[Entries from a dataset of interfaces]
§ §

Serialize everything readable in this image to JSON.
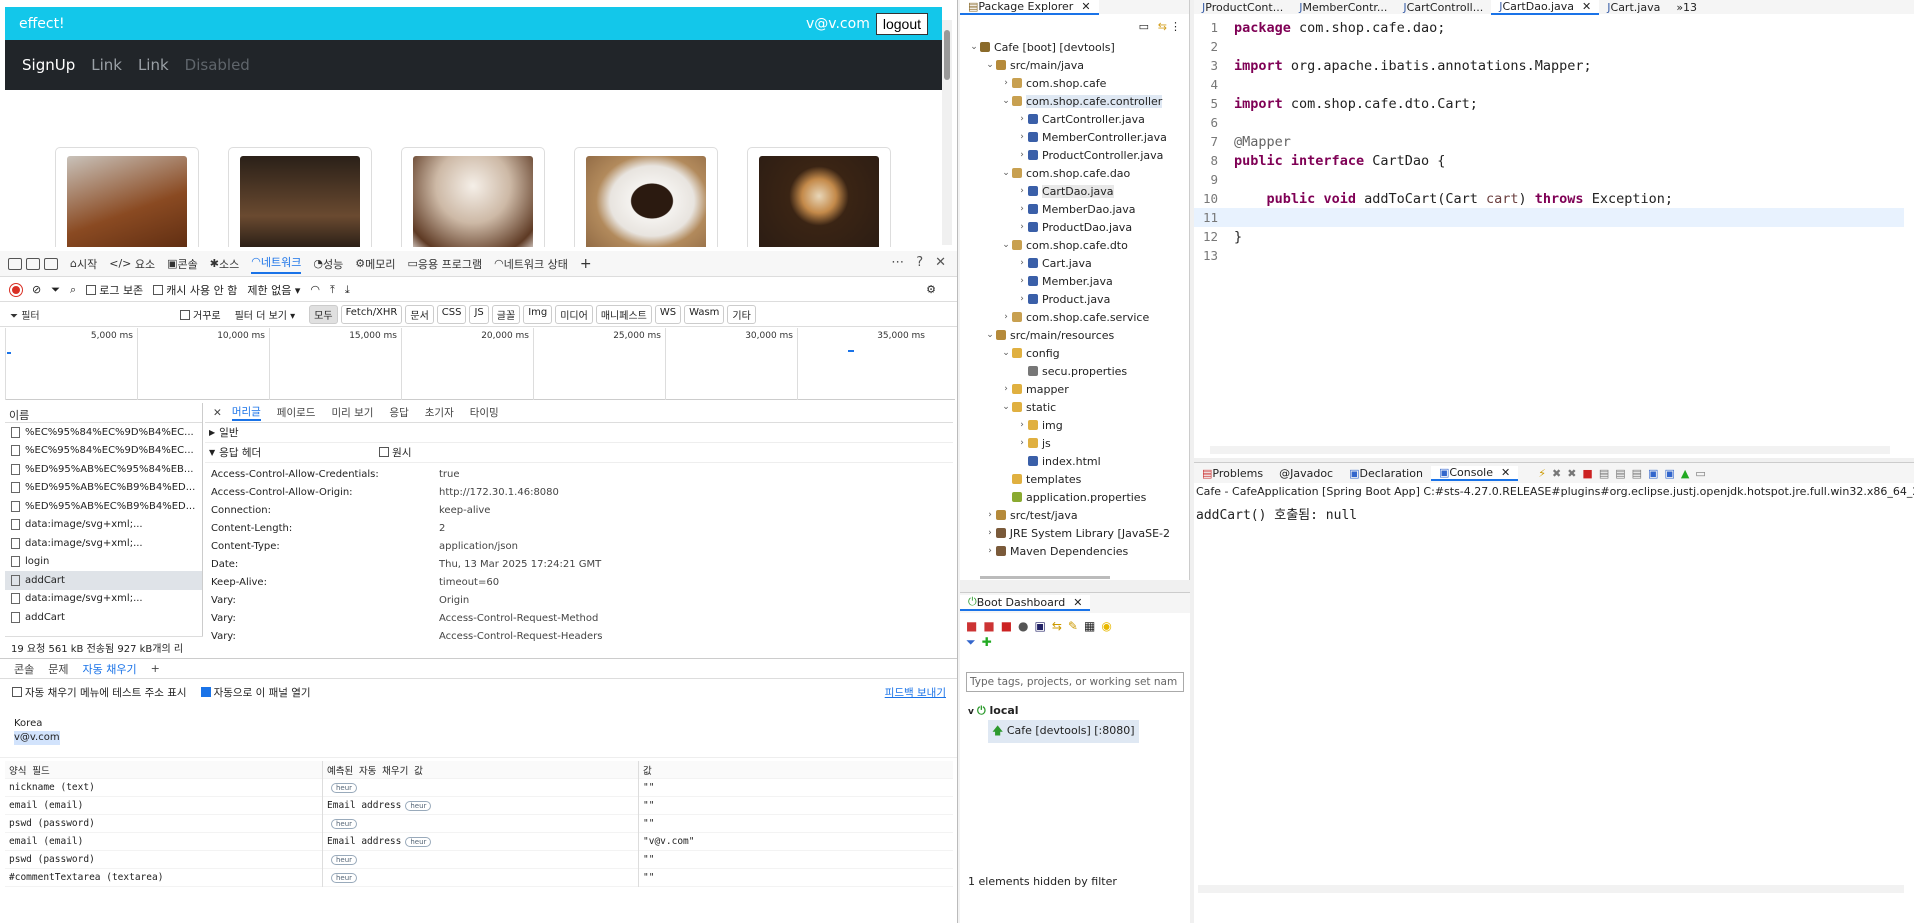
{
  "site": {
    "brand": "effect!",
    "user_email": "v@v.com",
    "logout_label": "logout",
    "nav": [
      "SignUp",
      "Link",
      "Link",
      "Disabled"
    ],
    "products": [
      "iced-coffee",
      "dark-dessert",
      "frappe",
      "espresso-cup",
      "latte-art"
    ]
  },
  "devtools": {
    "tabs": [
      "시작",
      "요소",
      "콘솔",
      "소스",
      "네트워크",
      "성능",
      "메모리",
      "응용 프로그램",
      "네트워크 상태"
    ],
    "active_tab": "네트워크",
    "toolbar": {
      "preserve_log": "로그 보존",
      "disable_cache": "캐시 사용 안 함",
      "throttle": "제한 없음"
    },
    "filter": {
      "placeholder": "필터",
      "invert": "거꾸로",
      "more": "필터 더 보기"
    },
    "type_chips": [
      "모두",
      "Fetch/XHR",
      "문서",
      "CSS",
      "JS",
      "글꼴",
      "Img",
      "미디어",
      "매니페스트",
      "WS",
      "Wasm",
      "기타"
    ],
    "timeline_ticks": [
      "5,000 ms",
      "10,000 ms",
      "15,000 ms",
      "20,000 ms",
      "25,000 ms",
      "30,000 ms",
      "35,000 ms"
    ],
    "requests_header": "이름",
    "requests": [
      {
        "name": "%EC%95%84%EC%9D%B4%EC...",
        "selected": false
      },
      {
        "name": "%EC%95%84%EC%9D%B4%EC...",
        "selected": false
      },
      {
        "name": "%ED%95%AB%EC%95%84%EB...",
        "selected": false
      },
      {
        "name": "%ED%95%AB%EC%B9%B4%ED...",
        "selected": false
      },
      {
        "name": "%ED%95%AB%EC%B9%B4%ED...",
        "selected": false
      },
      {
        "name": "data:image/svg+xml;...",
        "selected": false
      },
      {
        "name": "data:image/svg+xml;...",
        "selected": false
      },
      {
        "name": "login",
        "selected": false
      },
      {
        "name": "addCart",
        "selected": true
      },
      {
        "name": "data:image/svg+xml;...",
        "selected": false
      },
      {
        "name": "addCart",
        "selected": false
      }
    ],
    "summary": "19 요청   561 kB 전송됨   927 kB개의 리",
    "detail_tabs": [
      "머리글",
      "페이로드",
      "미리 보기",
      "응답",
      "초기자",
      "타이밍"
    ],
    "section_general": "일반",
    "section_response": "응답 헤더",
    "raw_label": "원시",
    "headers": [
      {
        "k": "Access-Control-Allow-Credentials:",
        "v": "true"
      },
      {
        "k": "Access-Control-Allow-Origin:",
        "v": "http://172.30.1.46:8080"
      },
      {
        "k": "Connection:",
        "v": "keep-alive"
      },
      {
        "k": "Content-Length:",
        "v": "2"
      },
      {
        "k": "Content-Type:",
        "v": "application/json"
      },
      {
        "k": "Date:",
        "v": "Thu, 13 Mar 2025 17:24:21 GMT"
      },
      {
        "k": "Keep-Alive:",
        "v": "timeout=60"
      },
      {
        "k": "Vary:",
        "v": "Origin"
      },
      {
        "k": "Vary:",
        "v": "Access-Control-Request-Method"
      },
      {
        "k": "Vary:",
        "v": "Access-Control-Request-Headers"
      }
    ]
  },
  "drawer": {
    "tabs": [
      "콘솔",
      "문제",
      "자동 채우기"
    ],
    "active": "자동 채우기",
    "opt1": "자동 채우기 메뉴에 테스트 주소 표시",
    "opt2": "자동으로 이 패널 열기",
    "feedback": "피드백 보내기",
    "address_country": "Korea",
    "address_email": "v@v.com",
    "cols": [
      "양식 필드",
      "예측된 자동 채우기 값",
      "값"
    ],
    "rows": [
      {
        "field": "nickname (text)",
        "pred": "",
        "val": "\"\""
      },
      {
        "field": "email (email)",
        "pred": "Email address",
        "val": "\"\""
      },
      {
        "field": "pswd (password)",
        "pred": "",
        "val": "\"\""
      },
      {
        "field": "email (email)",
        "pred": "Email address",
        "val": "\"v@v.com\""
      },
      {
        "field": "pswd (password)",
        "pred": "",
        "val": "\"\""
      },
      {
        "field": "#commentTextarea (textarea)",
        "pred": "",
        "val": "\"\""
      }
    ],
    "hint": "heur"
  },
  "eclipse": {
    "pkg_title": "Package Explorer",
    "tree": [
      {
        "d": 0,
        "t": "Cafe [boot] [devtools]",
        "ic": "proj",
        "ar": "v"
      },
      {
        "d": 1,
        "t": "src/main/java",
        "ic": "src",
        "ar": "v"
      },
      {
        "d": 2,
        "t": "com.shop.cafe",
        "ic": "pkg",
        "ar": ">"
      },
      {
        "d": 2,
        "t": "com.shop.cafe.controller",
        "ic": "pkg",
        "ar": "v",
        "sel": true
      },
      {
        "d": 3,
        "t": "CartController.java",
        "ic": "java",
        "ar": ">"
      },
      {
        "d": 3,
        "t": "MemberController.java",
        "ic": "java",
        "ar": ">"
      },
      {
        "d": 3,
        "t": "ProductController.java",
        "ic": "java",
        "ar": ">"
      },
      {
        "d": 2,
        "t": "com.shop.cafe.dao",
        "ic": "pkg",
        "ar": "v"
      },
      {
        "d": 3,
        "t": "CartDao.java",
        "ic": "java",
        "ar": ">",
        "sel2": true
      },
      {
        "d": 3,
        "t": "MemberDao.java",
        "ic": "java",
        "ar": ">"
      },
      {
        "d": 3,
        "t": "ProductDao.java",
        "ic": "java",
        "ar": ">"
      },
      {
        "d": 2,
        "t": "com.shop.cafe.dto",
        "ic": "pkg",
        "ar": "v"
      },
      {
        "d": 3,
        "t": "Cart.java",
        "ic": "java",
        "ar": ">"
      },
      {
        "d": 3,
        "t": "Member.java",
        "ic": "java",
        "ar": ">"
      },
      {
        "d": 3,
        "t": "Product.java",
        "ic": "java",
        "ar": ">"
      },
      {
        "d": 2,
        "t": "com.shop.cafe.service",
        "ic": "pkg",
        "ar": ">"
      },
      {
        "d": 1,
        "t": "src/main/resources",
        "ic": "src",
        "ar": "v"
      },
      {
        "d": 2,
        "t": "config",
        "ic": "folder",
        "ar": "v"
      },
      {
        "d": 3,
        "t": "secu.properties",
        "ic": "file",
        "ar": ""
      },
      {
        "d": 2,
        "t": "mapper",
        "ic": "folder",
        "ar": ">"
      },
      {
        "d": 2,
        "t": "static",
        "ic": "folder",
        "ar": "v"
      },
      {
        "d": 3,
        "t": "img",
        "ic": "folder",
        "ar": ">"
      },
      {
        "d": 3,
        "t": "js",
        "ic": "folder",
        "ar": ">"
      },
      {
        "d": 3,
        "t": "index.html",
        "ic": "html",
        "ar": ""
      },
      {
        "d": 2,
        "t": "templates",
        "ic": "folder",
        "ar": ""
      },
      {
        "d": 2,
        "t": "application.properties",
        "ic": "props",
        "ar": ""
      },
      {
        "d": 1,
        "t": "src/test/java",
        "ic": "src",
        "ar": ">"
      },
      {
        "d": 1,
        "t": "JRE System Library [JavaSE-2",
        "ic": "lib",
        "ar": ">"
      },
      {
        "d": 1,
        "t": "Maven Dependencies",
        "ic": "lib",
        "ar": ">"
      }
    ],
    "editor_tabs": [
      {
        "t": "ProductCont...",
        "on": false
      },
      {
        "t": "MemberContr...",
        "on": false
      },
      {
        "t": "CartControll...",
        "on": false
      },
      {
        "t": "CartDao.java",
        "on": true
      },
      {
        "t": "Cart.java",
        "on": false
      }
    ],
    "tab_overflow": "»13",
    "code": [
      "package com.shop.cafe.dao;",
      "",
      "import org.apache.ibatis.annotations.Mapper;",
      "",
      "import com.shop.cafe.dto.Cart;",
      "",
      "@Mapper",
      "public interface CartDao {",
      "",
      "    public void addToCart(Cart cart) throws Exception;",
      "",
      "}",
      ""
    ],
    "current_line": 11,
    "console_tabs": [
      "Problems",
      "Javadoc",
      "Declaration",
      "Console"
    ],
    "console_launch": "Cafe - CafeApplication [Spring Boot App] C:#sts-4.27.0.RELEASE#plugins#org.eclipse.justj.openjdk.hotspot.jre.full.win32.x86_64_21.0",
    "console_output": "addCart() 호출됨: null",
    "boot_title": "Boot Dashboard",
    "boot_filter_placeholder": "Type tags, projects, or working set nam",
    "boot_local": "local",
    "boot_app": "Cafe [devtools] [:8080]",
    "boot_hidden": "1 elements hidden by filter"
  }
}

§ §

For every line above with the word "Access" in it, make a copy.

ANSWER TO THIS PROBLEM –
        "k": "Access-Control-Allow-Credentials:",
        "k": "Access-Control-Allow-Origin:",
        "v": "Access-Control-Request-Method"
        "v": "Access-Control-Request-Headers"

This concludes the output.